Despite the tendency to identify and approach certain faculty members, many students were concerned that their interests and privacy be protected and that the specific faculty member that they approached be in a position to assist them. These circumstances sometimes have lead students not to talk over their problems with faculty and, in some cases, relatively minor issues have grown into problems that take up significant amounts of time on the part of students, faculty, department heads,the Dean, and administrators at the university level.

Therefore, it is in the interest of students, faculty, and the administration of the college to have each department consider the appointment of an ombudsperson as an intermediary to assist in resolving problems in a timely manner.

Consideration of an Appointment:

In order to support more fully the graduate students of the Mellon College of Science, each department of the college will consider periodically the appropriatness of appointing an ombudsperson for graduate affairs. The consideration by a department of the appropriateness of making such an appointment should include the input of graduate students and faculty in the department and should be undertaken at least once between visits of the Advisory Board of that department. If such consideration results in a decision to appoint an ombudsperson, the term and manner of selection of the ombudsperson should be left to the individual department, but input both from faculty and graduate students should be sought in these matters.

The Dean of MCS will designate a member of the college administration and/or faculty to serve as coordinator and consultant to departmental ombudspersons and will provide logistical support to the ombudspersons.

Qualities and Responsibilities of the Ombudsperson:

An ombudsperson will function as an intermediary between graduate students and faculty, maintaining when necessary the anonymity of a student and the confidential nature of a problem. As part of the role of intermediary, the ombudsperson should be an important resource for information in mediating disputes that involve a graduate student. Examples of situations that may elicit involvement of an ombudsperson include discussing disagreements between a graduate student and a faculty member over issues of academic integrity, over the scope of a student's research or teaching responsibilities, over possible conflicts of interest, or over difficult situations in the classroom.

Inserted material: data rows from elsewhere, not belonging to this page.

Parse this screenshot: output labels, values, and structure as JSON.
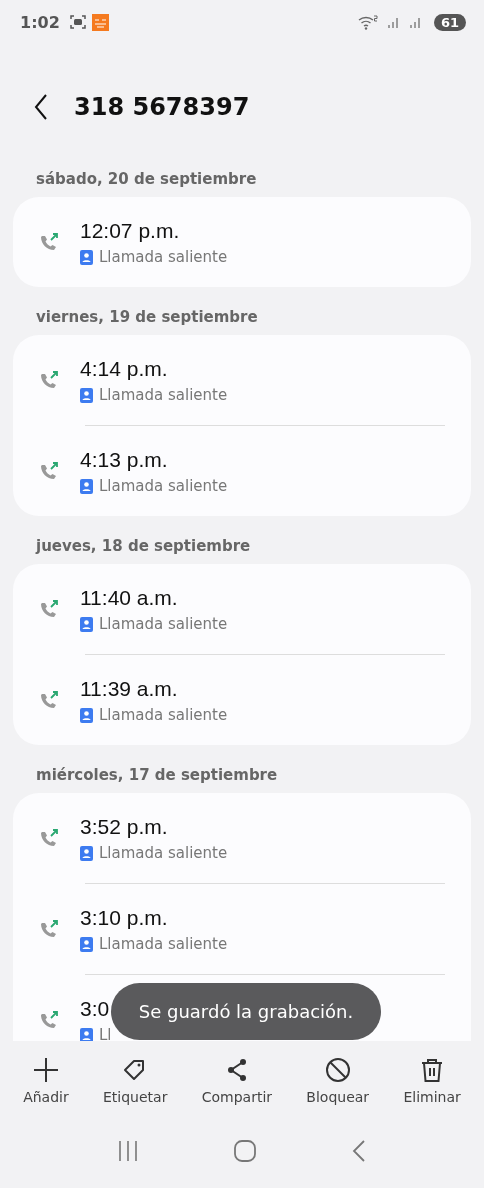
{
  "status_bar": {
    "time": "1:02",
    "battery": "61"
  },
  "header": {
    "title": "318 5678397"
  },
  "groups": [
    {
      "date": "sábado, 20 de septiembre",
      "calls": [
        {
          "time": "12:07 p.m.",
          "type": "Llamada saliente"
        }
      ]
    },
    {
      "date": "viernes, 19 de septiembre",
      "calls": [
        {
          "time": "4:14 p.m.",
          "type": "Llamada saliente"
        },
        {
          "time": "4:13 p.m.",
          "type": "Llamada saliente"
        }
      ]
    },
    {
      "date": "jueves, 18 de septiembre",
      "calls": [
        {
          "time": "11:40 a.m.",
          "type": "Llamada saliente"
        },
        {
          "time": "11:39 a.m.",
          "type": "Llamada saliente"
        }
      ]
    },
    {
      "date": "miércoles, 17 de septiembre",
      "calls": [
        {
          "time": "3:52 p.m.",
          "type": "Llamada saliente"
        },
        {
          "time": "3:10 p.m.",
          "type": "Llamada saliente"
        },
        {
          "time": "3:0",
          "type": "Ll"
        }
      ]
    }
  ],
  "toast": "Se guardó la grabación.",
  "actions": [
    {
      "kind": "add",
      "label": "Añadir"
    },
    {
      "kind": "tag",
      "label": "Etiquetar"
    },
    {
      "kind": "share",
      "label": "Compartir"
    },
    {
      "kind": "block",
      "label": "Bloquear"
    },
    {
      "kind": "delete",
      "label": "Eliminar"
    }
  ]
}
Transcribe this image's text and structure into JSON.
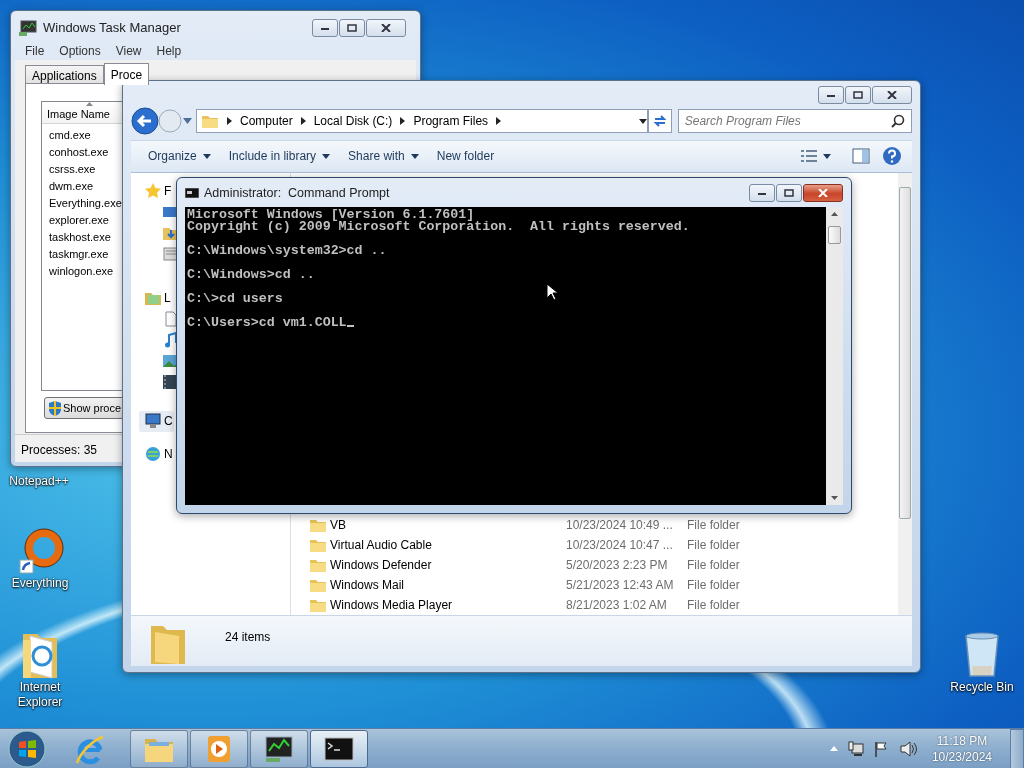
{
  "desktop_icons": [
    {
      "label": "Notepad++",
      "kind": "hidden"
    },
    {
      "label": "Everything",
      "kind": "ring"
    },
    {
      "label": "Internet Explorer",
      "kind": "folder"
    },
    {
      "label": "Recycle Bin",
      "kind": "bin"
    }
  ],
  "task_manager": {
    "title": "Windows Task Manager",
    "menu": [
      "File",
      "Options",
      "View",
      "Help"
    ],
    "tabs": [
      {
        "label": "Applications",
        "selected": false
      },
      {
        "label": "Proce",
        "selected": true
      }
    ],
    "column": "Image Name",
    "processes": [
      "cmd.exe",
      "conhost.exe",
      "csrss.exe",
      "dwm.exe",
      "Everything.exe",
      "explorer.exe",
      "taskhost.exe",
      "taskmgr.exe",
      "winlogon.exe"
    ],
    "button": "Show proce",
    "status": "Processes: 35"
  },
  "explorer": {
    "breadcrumb": [
      "Computer",
      "Local Disk (C:)",
      "Program Files"
    ],
    "search_placeholder": "Search Program Files",
    "toolbar": [
      {
        "label": "Organize",
        "dropdown": true
      },
      {
        "label": "Include in library",
        "dropdown": true
      },
      {
        "label": "Share with",
        "dropdown": true
      },
      {
        "label": "New folder",
        "dropdown": false
      }
    ],
    "nav": [
      {
        "label": "F",
        "kind": "favorites",
        "selected": false
      },
      {
        "label": "L",
        "kind": "libraries",
        "selected": false
      },
      {
        "label": "C",
        "kind": "computer",
        "selected": true
      },
      {
        "label": "N",
        "kind": "network",
        "selected": false
      }
    ],
    "files": [
      {
        "name": "VB",
        "date": "10/23/2024 10:49 ...",
        "type": "File folder"
      },
      {
        "name": "Virtual Audio Cable",
        "date": "10/23/2024 10:47 ...",
        "type": "File folder"
      },
      {
        "name": "Windows Defender",
        "date": "5/20/2023 2:23 PM",
        "type": "File folder"
      },
      {
        "name": "Windows Mail",
        "date": "5/21/2023 12:43 AM",
        "type": "File folder"
      },
      {
        "name": "Windows Media Player",
        "date": "8/21/2023 1:02 AM",
        "type": "File folder"
      }
    ],
    "status": "24 items"
  },
  "command_prompt": {
    "title": "Administrator:  Command Prompt",
    "blocks": [
      [
        "Microsoft Windows [Version 6.1.7601]",
        "Copyright (c) 2009 Microsoft Corporation.  All rights reserved."
      ],
      [
        "C:\\Windows\\system32>cd .."
      ],
      [
        "C:\\Windows>cd .."
      ],
      [
        "C:\\>cd users"
      ],
      [
        "C:\\Users>cd vm1.COLL"
      ]
    ],
    "text_cursor": true
  },
  "taskbar": {
    "items": [
      {
        "kind": "ie",
        "running": false,
        "selected": false
      },
      {
        "kind": "explorer",
        "running": true,
        "selected": false
      },
      {
        "kind": "media",
        "running": true,
        "selected": false
      },
      {
        "kind": "taskmgr",
        "running": true,
        "selected": false
      },
      {
        "kind": "cmd",
        "running": true,
        "selected": true
      }
    ],
    "time": "11:18 PM",
    "date": "10/23/2024"
  }
}
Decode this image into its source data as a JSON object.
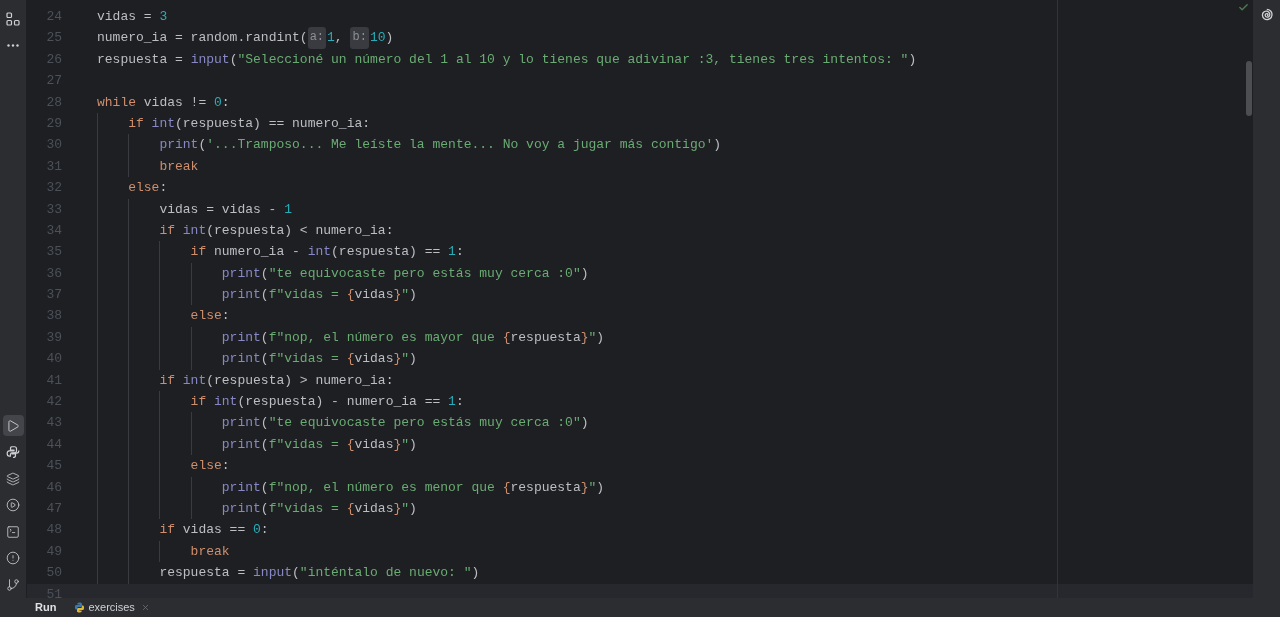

In order to fulfill these responsibilities, an ombudsperson should be willing and able to talk to students and faculty when the need arises. In addition, an ombudsperson should help to identify the options that are available in a given situation. The ombudsperson should be identified clearly as an impartial individual who can help resolve problems. In particularly sensitive or difficult cases, the department head will assist the ombudsperson in carrying out these responsibilities.